I am clearly a bit late to the game as today was the last screening at the Barbican. To a packed cinema might I add. Nonetheless, I feel compelled to write my own few words in addition to the litany of raving reviews already out there.
The story begins in an auction house, where young Chicago historian John Maloof discovers boxes upon boxes of negatives – over 100,000 of them. As he begins scanning them, he realises he has stumbled upon the work of a talented photographer, never discovered. A mystery, as why would someone take so many photographs and never get them developed, never share them with the world?
As the title suggests, they belong to a woman named Vivian Maier, who after a long laborious process of chasing leads, he discovers was an eccentric nanny.

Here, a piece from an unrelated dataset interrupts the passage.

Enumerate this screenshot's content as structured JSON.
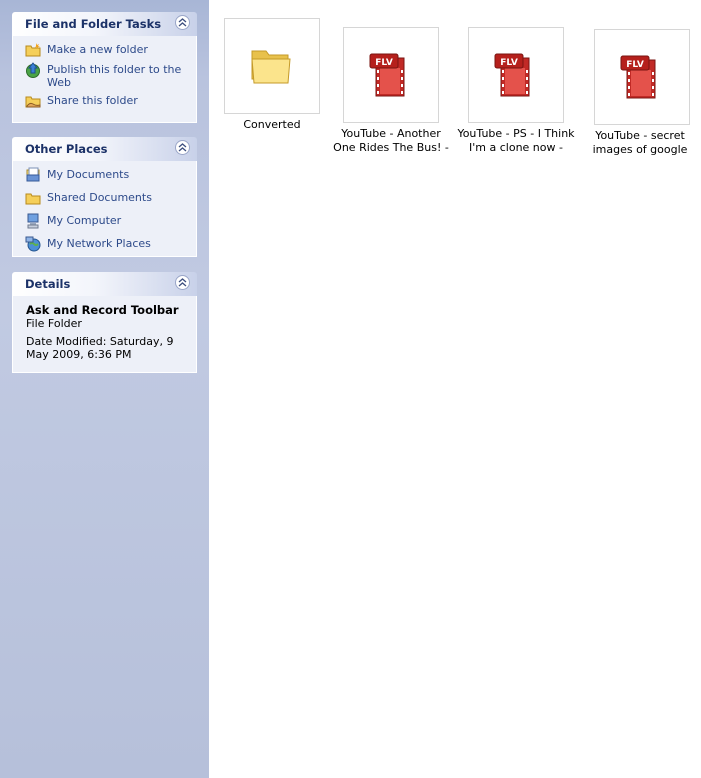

The documentary draws together displays of her evocative work, interviews with the families she worked for, her neighbours and friends, photographers and gallery owners, the narrative of Maloof, as well as an emotional dip into her family’s life in France.
It is captivating to watch a film about a true mystery, where the characters are real, the story evolves slowly, her mental struggles and turmoil are alluded to, though in the end we are still left with questions and blanks which can never be filled as the protagonist has passed away. Thanks to the perseverance of John Maloof, Maier’s work has been on display in countless cities around the globe. I wish I had known about her exhibition in London this past December; hopefully another one will come again. In any case, the story has inspired me to blow the dust off my film camera.
If you are intrigued as I was, there is a website featuring her stunning photographs and info about exhibitions.
All images are from the official website above.